Tokyo is one of those towns that has room for everything—even literature, even in english. A good many writers from Britain, Canada, the U.S. and other english-speaking countries live and work in the city and they form, as expats often do, a close-knit school. Faces in the Crowds, a new anthology from Printed Matter Press, gives us a glimpse of the school and its main exponents: the poets who read at What the Dickens British pub, the Tokyo Writers’ Group, the English teachers at the Temple University, and miscellaneous other writers who live in Tokyo or its environs. Editor Hillel Wright says he chose the title Faces in the Crowds because “whenever I think of Tokyo, I think of crowds.” There are certainly some memorable faces in this crowd, but the real triumph of the book is the sum of its parts, its multi-faceted portrait of the Tokyo writers themselves: young, irreverent, and sardonic, living on the shifting borders where East meets West.

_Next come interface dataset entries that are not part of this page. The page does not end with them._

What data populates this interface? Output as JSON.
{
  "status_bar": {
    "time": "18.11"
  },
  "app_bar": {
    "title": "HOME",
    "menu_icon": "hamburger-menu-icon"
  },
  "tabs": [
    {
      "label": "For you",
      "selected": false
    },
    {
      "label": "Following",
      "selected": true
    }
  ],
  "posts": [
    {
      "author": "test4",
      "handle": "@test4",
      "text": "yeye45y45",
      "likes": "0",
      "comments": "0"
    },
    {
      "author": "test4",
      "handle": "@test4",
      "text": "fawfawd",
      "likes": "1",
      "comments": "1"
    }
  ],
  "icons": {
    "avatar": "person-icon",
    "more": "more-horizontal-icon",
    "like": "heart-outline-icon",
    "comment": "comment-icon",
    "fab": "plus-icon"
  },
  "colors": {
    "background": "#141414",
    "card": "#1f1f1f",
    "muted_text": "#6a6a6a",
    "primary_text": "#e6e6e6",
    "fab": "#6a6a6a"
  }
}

Some highlights ... In “Franks Floating World”, Richard Russell describes Bangkok, with its crowds, girls, and power outages. Whistling Shade contributor Jesse Glass has several poems, one of them a beautiful piece about a 1942 photo that caught a suicide falling in mid air from a building in Buffalo. Kevin Dobbs’ poem “To Sacrifice a Bavarian Roadster” thumbs its nose at Western civilization, while Japanese society is ridiculed in David Cozy’s story “Statues of Liberty”. Barbara Summerhawk’s tale “The Calendar” is perhaps the most Japanese in style, using the image of a horse racing calendar and caged bird to represent the two divergent life-styles of the main characters. Some of the best pieces in the anthology are actually non-fiction, such as Tony Skevington’s “Letter from Japan”, about Japanese funeral practices, and Hirohisa Tajima’s “Untitled Personal Essay”. In the essay Tajima describes how his father had been training as a kamikaze pilot near the end of World War II; he lived only because the Hiroshima bomb stopped the war. “Owing to this, I was given my life. Thinking about the war, I often have a mixed, complex and somewhat paradoxical feeling.” Somewhat paradoxical—now that’s what I call understatement!
Faces in the Crowds boasts very few, if any, well known writers, and for some this will doubtless be the highlight of their writing career. Yet the anthology as a whole is more satisfying than a Norton or Oxford collection. It’s not just a survey of bright stars taken from various places and times, but a natural constellation of writers. Or, to change metaphors, Faces in the Crowds is like a wild, friendly block party—it ain’t a black tie bash at the governor’s mansion, but it’s a hell of a lot more fun.
- Joel Van Valin